At the risk of sounding like I’ve been paid to say so, I’ll tell you the truth. I loves me some SmartWool. I love this sweater.

I’m not a recent convert to the joys of SmartWool — several years back I wrote gear reviews for a snowshoeing magazine, and I couldn’t get enough of SmartWool then. I traded all my base layers for merino wool. Not a cheap move, but worth it as my SmartWool gear has outlasted all my synthetics, and, lasted a crazy long time through years of tough wear. Plus, anyone who’s spent any time in synthetics knows about the smell, it’s weird.
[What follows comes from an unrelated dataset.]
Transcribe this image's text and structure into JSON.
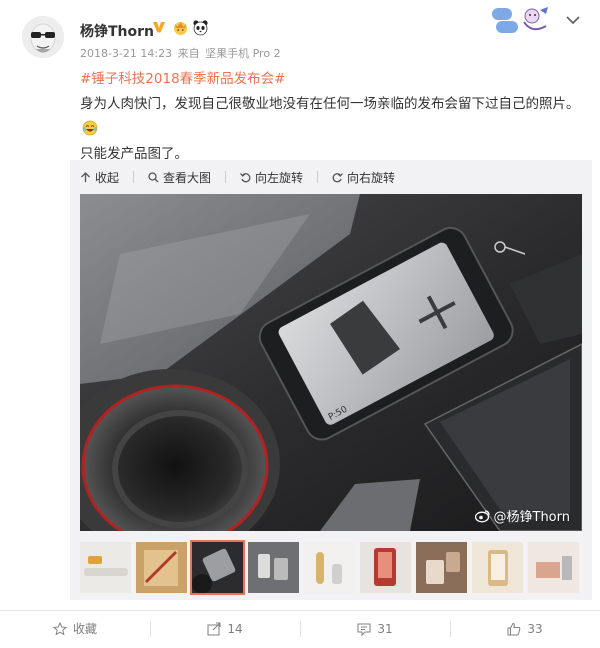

Natural fibers just don’t get that odd smell from the combination of human heat and artificial materials.The sweater I won’t stop wearing is a little long in the sleeves and the body for a short person, but I don’t mind that so much, it gives me extra length to pull over the back of my hands when I’m using the thumb loops. There are zippered pockets on both sides — one has come un-anchored over the week of wear (too short a time!) but it’s a minor repair. The zipper goes up into a crew neck collar and there’s a little tab that covers the metal bit of the zip so it doesn’t scratch your neck or chin; that’s a nice detail. There’s ribbing on the sides and the underside of the sleeves giving the sweater a nice variety in texture and some thoughtful styling. It looks nice; I got compliments on it whenever I wore it (which, in case you haven’t been paying attention, is every day for the last seven days.

This particular sweater goes up on the SmartWool site in August. It comes in teal, claret, and black and will retail for $170. Yes, there will be a similar model for guys. It’s expensive, but you’ll have it for a very long time, trust me on this. I’ve got the gear in my kit to prove it.